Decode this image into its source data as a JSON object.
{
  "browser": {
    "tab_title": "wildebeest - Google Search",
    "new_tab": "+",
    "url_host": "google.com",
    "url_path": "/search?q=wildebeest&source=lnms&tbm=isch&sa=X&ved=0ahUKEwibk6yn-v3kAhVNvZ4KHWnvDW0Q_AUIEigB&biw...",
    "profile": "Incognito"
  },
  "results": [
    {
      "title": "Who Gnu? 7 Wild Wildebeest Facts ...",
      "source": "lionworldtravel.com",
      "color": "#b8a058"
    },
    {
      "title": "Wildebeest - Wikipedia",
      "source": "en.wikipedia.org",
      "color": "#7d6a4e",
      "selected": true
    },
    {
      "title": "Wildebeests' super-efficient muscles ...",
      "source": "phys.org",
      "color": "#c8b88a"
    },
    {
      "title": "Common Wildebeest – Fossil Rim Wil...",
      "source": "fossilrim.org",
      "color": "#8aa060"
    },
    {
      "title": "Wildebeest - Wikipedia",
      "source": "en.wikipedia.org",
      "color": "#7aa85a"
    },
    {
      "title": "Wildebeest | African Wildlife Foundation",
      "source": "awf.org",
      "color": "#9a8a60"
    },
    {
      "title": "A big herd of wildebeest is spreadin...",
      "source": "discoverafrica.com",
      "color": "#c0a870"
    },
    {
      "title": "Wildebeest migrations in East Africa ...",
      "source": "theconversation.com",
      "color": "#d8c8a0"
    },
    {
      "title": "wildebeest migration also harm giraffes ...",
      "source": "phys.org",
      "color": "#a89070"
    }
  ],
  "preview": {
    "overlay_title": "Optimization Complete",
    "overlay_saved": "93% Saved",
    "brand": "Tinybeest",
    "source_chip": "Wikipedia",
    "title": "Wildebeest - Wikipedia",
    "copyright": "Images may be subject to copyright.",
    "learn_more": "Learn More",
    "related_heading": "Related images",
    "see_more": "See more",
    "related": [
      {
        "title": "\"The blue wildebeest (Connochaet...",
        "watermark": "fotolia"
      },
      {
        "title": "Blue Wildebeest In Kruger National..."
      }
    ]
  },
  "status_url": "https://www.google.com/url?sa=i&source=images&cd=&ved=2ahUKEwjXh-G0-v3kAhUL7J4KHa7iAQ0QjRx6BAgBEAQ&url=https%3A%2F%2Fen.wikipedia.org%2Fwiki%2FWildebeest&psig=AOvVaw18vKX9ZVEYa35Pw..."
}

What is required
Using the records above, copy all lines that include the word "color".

Result below
      "color": "#b8a058"
      "color": "#7d6a4e",
      "color": "#c8b88a"
      "color": "#8aa060"
      "color": "#7aa85a"
      "color": "#9a8a60"
      "color": "#c0a870"
      "color": "#d8c8a0"
      "color": "#a89070"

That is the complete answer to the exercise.